11 This, of course, was Rowe and Slutzky’s Transparency, begun in 1955 and finally published in an abridged version in 1964 as ”Transparency: Literal and Phenomenal” in Yale’s Perspecta 8, with some of the revisions published in Perspecta 13/14 in 1973. In 1968, it was published as Transparenz by the ETH in Zurich in a German translation by Bernhard Hoesli, who added additional illustrations to the main text, and added a pedagogical supplement that transformed the text into a teachable strategy. It wasn’t until 1997 that the full and revised text of Transparency, with Hoesli’s “Commentary” and “Addendum,” and an introduction by Werner Oechslin, entitled “’Transparency’: The Search for a Reliable Design Method in Accordance with the Principles of Modern Architecture,” translated from the French, appeared in an English edition.

12 Hoesli, in his “Commentary,” also included a number of examples by Frank Lloyd Wright, of whom he was a fan, an enthusiasm that was not shared by Rowe.

13 See Gyorgy Kepes, The Language of Vision, Chicago: Paul Theobald, 1944, p77, and as cited in Transparency, p23.

14 Another fundamental spatial exercise was developed by Slutzky and Hejduk during this same time at Texas: the nine-square grid exercise. Developed as a combination of an ur-Palladian grid with Mondrian aspirations, the exercise was to be developed primarily in plan and model. After several iterations, the plan might be construed as a section, thereby introducing a third dimension. While continued by Hejduk at the Cooper Union and others around the world (see, for example, Wouter Van Acker, “The Nine-Square Grid: The Surviving Image of an Architecture Without Content,” in Joelho—Journal of Architectural Culture, No. 13, 2022, pp117-135), Seligmann seems to have had less faith in its efficacy in teaching complex spatial contiguities, since it was much more plan-oriented, and less three-dimensional than the cube.

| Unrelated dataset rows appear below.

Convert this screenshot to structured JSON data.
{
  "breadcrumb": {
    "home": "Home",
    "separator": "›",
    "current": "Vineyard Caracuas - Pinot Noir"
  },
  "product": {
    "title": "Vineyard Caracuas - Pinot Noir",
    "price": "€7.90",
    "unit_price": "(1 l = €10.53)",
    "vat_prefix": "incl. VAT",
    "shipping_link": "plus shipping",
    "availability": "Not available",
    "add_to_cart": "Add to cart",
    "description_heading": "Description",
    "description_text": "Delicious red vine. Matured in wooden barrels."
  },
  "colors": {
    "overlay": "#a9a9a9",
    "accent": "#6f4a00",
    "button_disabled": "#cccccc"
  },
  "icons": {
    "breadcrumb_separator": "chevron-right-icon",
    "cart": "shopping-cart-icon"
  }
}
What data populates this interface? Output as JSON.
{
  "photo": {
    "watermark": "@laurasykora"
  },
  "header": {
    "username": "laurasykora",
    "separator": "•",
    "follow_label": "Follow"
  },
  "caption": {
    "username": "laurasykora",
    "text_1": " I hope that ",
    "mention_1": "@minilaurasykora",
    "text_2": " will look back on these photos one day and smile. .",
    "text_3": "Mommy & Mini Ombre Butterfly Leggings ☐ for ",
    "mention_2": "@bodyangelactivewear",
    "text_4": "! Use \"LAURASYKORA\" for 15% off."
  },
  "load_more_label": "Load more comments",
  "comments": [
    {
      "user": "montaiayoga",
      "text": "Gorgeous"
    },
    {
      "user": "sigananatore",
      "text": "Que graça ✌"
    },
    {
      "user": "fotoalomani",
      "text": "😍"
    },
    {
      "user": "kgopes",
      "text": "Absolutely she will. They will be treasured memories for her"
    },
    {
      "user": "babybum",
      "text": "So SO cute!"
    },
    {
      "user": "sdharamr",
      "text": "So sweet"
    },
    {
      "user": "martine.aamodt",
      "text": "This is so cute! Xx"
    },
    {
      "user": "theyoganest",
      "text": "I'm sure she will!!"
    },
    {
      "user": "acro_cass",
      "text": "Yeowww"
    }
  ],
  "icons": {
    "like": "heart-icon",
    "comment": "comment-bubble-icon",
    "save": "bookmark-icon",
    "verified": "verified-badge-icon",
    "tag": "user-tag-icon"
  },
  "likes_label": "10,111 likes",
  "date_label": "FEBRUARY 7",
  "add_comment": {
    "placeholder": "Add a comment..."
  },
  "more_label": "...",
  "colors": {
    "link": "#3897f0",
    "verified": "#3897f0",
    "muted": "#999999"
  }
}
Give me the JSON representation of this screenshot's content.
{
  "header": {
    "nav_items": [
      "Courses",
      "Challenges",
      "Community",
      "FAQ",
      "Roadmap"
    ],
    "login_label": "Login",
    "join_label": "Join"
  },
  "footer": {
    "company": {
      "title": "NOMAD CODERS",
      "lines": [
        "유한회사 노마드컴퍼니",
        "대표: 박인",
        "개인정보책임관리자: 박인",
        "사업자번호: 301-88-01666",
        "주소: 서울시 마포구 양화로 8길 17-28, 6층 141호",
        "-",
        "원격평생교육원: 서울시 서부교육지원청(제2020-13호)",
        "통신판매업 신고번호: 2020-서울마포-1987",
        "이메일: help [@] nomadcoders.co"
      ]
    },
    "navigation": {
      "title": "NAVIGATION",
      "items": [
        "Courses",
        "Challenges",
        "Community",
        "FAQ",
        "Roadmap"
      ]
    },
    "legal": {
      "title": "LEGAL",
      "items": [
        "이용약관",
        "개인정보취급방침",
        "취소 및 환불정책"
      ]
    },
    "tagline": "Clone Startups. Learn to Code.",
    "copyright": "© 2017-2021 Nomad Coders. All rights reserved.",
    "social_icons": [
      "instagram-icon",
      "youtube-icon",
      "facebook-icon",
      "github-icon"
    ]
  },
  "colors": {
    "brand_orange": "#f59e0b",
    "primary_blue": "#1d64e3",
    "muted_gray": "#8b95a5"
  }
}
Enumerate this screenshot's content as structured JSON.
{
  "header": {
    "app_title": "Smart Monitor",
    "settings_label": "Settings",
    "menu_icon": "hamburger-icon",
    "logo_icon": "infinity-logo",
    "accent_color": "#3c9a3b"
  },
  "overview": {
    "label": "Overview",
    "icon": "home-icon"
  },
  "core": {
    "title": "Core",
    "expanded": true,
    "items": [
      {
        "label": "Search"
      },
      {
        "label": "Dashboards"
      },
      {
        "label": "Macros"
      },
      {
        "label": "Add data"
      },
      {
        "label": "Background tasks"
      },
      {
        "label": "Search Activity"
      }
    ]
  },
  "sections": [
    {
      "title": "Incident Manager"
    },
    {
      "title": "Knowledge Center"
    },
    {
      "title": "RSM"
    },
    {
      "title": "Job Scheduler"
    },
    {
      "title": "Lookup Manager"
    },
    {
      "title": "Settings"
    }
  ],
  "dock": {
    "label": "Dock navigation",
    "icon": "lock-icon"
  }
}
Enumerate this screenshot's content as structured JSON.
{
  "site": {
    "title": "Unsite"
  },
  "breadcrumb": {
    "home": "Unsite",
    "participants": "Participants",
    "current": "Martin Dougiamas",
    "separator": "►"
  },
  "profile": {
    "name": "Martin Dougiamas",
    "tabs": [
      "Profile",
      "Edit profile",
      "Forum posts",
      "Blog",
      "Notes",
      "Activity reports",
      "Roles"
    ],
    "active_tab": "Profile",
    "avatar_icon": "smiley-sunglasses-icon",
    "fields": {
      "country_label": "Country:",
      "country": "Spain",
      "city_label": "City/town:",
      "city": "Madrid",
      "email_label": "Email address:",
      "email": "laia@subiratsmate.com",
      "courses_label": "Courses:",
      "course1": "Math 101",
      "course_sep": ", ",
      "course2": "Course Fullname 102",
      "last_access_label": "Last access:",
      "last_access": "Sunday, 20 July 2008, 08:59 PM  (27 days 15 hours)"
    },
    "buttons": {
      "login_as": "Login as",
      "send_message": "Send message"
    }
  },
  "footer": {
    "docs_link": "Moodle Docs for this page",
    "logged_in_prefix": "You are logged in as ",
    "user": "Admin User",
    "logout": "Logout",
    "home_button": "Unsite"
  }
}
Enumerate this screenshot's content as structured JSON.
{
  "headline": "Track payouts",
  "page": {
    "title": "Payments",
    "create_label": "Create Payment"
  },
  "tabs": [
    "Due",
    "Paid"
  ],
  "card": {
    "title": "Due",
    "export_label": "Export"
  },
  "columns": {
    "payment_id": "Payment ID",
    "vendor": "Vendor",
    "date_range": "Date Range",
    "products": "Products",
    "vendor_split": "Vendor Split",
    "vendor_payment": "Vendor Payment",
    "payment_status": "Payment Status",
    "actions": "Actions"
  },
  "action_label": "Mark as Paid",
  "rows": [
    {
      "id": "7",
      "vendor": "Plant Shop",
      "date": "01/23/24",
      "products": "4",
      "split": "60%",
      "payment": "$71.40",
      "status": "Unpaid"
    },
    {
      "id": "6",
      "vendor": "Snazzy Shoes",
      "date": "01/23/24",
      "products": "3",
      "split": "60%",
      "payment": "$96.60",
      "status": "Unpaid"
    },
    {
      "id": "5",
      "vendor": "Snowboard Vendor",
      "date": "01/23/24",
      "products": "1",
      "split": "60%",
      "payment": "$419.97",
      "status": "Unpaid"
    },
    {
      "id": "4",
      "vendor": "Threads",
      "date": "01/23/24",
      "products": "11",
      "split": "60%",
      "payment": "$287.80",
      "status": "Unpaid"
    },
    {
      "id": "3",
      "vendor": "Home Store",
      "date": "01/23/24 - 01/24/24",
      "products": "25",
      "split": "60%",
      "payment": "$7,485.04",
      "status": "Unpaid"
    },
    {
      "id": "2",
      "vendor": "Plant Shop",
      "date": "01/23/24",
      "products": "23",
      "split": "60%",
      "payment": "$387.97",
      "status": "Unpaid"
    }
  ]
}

This echoes Moretti’s distrust of Le Corbusier’s “plan as the generator,” since the plan is always insufficient in recording spatial complexity. (See Adrian Sheppard, “Luigi Moretti: A Testimony,” at <mcgill.ca/architecture/files/architecture/TestimonyMoretti.pdf>, accessed 5/22/22.)

Notes to Introduction

Introduction page 17